- [Provided information]
>>>>>

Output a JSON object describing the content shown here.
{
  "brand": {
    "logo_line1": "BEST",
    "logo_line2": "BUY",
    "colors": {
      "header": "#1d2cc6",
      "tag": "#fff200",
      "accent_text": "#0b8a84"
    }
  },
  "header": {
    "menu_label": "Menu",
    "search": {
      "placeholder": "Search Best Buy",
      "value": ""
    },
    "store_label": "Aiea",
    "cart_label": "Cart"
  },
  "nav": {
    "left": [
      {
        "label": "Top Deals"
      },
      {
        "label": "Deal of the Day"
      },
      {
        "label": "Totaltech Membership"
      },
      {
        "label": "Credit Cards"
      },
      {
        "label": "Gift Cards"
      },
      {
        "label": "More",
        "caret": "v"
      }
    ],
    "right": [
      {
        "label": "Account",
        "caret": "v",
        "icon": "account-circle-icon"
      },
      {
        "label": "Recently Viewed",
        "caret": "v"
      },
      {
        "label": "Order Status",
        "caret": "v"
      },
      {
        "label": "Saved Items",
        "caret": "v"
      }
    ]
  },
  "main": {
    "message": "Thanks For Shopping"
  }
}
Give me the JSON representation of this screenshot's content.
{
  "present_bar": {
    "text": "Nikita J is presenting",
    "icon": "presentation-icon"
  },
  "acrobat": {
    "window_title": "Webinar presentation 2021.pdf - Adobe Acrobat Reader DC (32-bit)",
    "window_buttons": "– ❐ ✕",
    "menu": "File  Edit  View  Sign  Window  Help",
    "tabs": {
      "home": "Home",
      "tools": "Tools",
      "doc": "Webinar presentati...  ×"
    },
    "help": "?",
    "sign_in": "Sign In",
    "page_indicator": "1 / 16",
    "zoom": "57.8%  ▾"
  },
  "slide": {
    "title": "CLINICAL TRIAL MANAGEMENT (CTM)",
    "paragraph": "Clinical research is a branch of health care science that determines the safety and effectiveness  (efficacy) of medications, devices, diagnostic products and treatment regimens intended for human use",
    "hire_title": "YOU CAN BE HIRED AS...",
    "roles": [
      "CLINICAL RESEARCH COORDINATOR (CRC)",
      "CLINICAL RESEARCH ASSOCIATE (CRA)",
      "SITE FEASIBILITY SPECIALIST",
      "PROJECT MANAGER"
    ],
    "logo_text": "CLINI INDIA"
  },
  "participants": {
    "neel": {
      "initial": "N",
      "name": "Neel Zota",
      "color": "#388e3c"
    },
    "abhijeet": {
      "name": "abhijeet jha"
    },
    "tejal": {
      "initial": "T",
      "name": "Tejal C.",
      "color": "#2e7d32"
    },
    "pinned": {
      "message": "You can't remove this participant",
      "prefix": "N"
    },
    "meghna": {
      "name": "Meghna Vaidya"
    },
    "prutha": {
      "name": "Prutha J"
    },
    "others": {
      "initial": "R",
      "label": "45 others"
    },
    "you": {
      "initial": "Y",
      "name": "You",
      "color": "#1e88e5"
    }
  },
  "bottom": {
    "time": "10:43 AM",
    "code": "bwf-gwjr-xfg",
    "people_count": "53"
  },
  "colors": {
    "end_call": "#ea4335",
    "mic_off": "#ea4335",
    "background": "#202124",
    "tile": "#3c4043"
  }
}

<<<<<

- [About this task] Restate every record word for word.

- [Result of this exercise]
Output a JSON object describing the content shown here.
{
  "brand": {
    "logo_line1": "BEST",
    "logo_line2": "BUY",
    "colors": {
      "header": "#1d2cc6",
      "tag": "#fff200",
      "accent_text": "#0b8a84"
    }
  },
  "header": {
    "menu_label": "Menu",
    "search": {
      "placeholder": "Search Best Buy",
      "value": ""
    },
    "store_label": "Aiea",
    "cart_label": "Cart"
  },
  "nav": {
    "left": [
      {
        "label": "Top Deals"
      },
      {
        "label": "Deal of the Day"
      },
      {
        "label": "Totaltech Membership"
      },
      {
        "label": "Credit Cards"
      },
      {
        "label": "Gift Cards"
      },
      {
        "label": "More",
        "caret": "v"
      }
    ],
    "right": [
      {
        "label": "Account",
        "caret": "v",
        "icon": "account-circle-icon"
      },
      {
        "label": "Recently Viewed",
        "caret": "v"
      },
      {
        "label": "Order Status",
        "caret": "v"
      },
      {
        "label": "Saved Items",
        "caret": "v"
      }
    ]
  },
  "main": {
    "message": "Thanks For Shopping"
  }
}
Give me the JSON representation of this screenshot's content.
{
  "present_bar": {
    "text": "Nikita J is presenting",
    "icon": "presentation-icon"
  },
  "acrobat": {
    "window_title": "Webinar presentation 2021.pdf - Adobe Acrobat Reader DC (32-bit)",
    "window_buttons": "– ❐ ✕",
    "menu": "File  Edit  View  Sign  Window  Help",
    "tabs": {
      "home": "Home",
      "tools": "Tools",
      "doc": "Webinar presentati...  ×"
    },
    "help": "?",
    "sign_in": "Sign In",
    "page_indicator": "1 / 16",
    "zoom": "57.8%  ▾"
  },
  "slide": {
    "title": "CLINICAL TRIAL MANAGEMENT (CTM)",
    "paragraph": "Clinical research is a branch of health care science that determines the safety and effectiveness  (efficacy) of medications, devices, diagnostic products and treatment regimens intended for human use",
    "hire_title": "YOU CAN BE HIRED AS...",
    "roles": [
      "CLINICAL RESEARCH COORDINATOR (CRC)",
      "CLINICAL RESEARCH ASSOCIATE (CRA)",
      "SITE FEASIBILITY SPECIALIST",
      "PROJECT MANAGER"
    ],
    "logo_text": "CLINI INDIA"
  },
  "participants": {
    "neel": {
      "initial": "N",
      "name": "Neel Zota",
      "color": "#388e3c"
    },
    "abhijeet": {
      "name": "abhijeet jha"
    },
    "tejal": {
      "initial": "T",
      "name": "Tejal C.",
      "color": "#2e7d32"
    },
    "pinned": {
      "message": "You can't remove this participant",
      "prefix": "N"
    },
    "meghna": {
      "name": "Meghna Vaidya"
    },
    "prutha": {
      "name": "Prutha J"
    },
    "others": {
      "initial": "R",
      "label": "45 others"
    },
    "you": {
      "initial": "Y",
      "name": "You",
      "color": "#1e88e5"
    }
  },
  "bottom": {
    "time": "10:43 AM",
    "code": "bwf-gwjr-xfg",
    "people_count": "53"
  },
  "colors": {
    "end_call": "#ea4335",
    "mic_off": "#ea4335",
    "background": "#202124",
    "tile": "#3c4043"
  }
}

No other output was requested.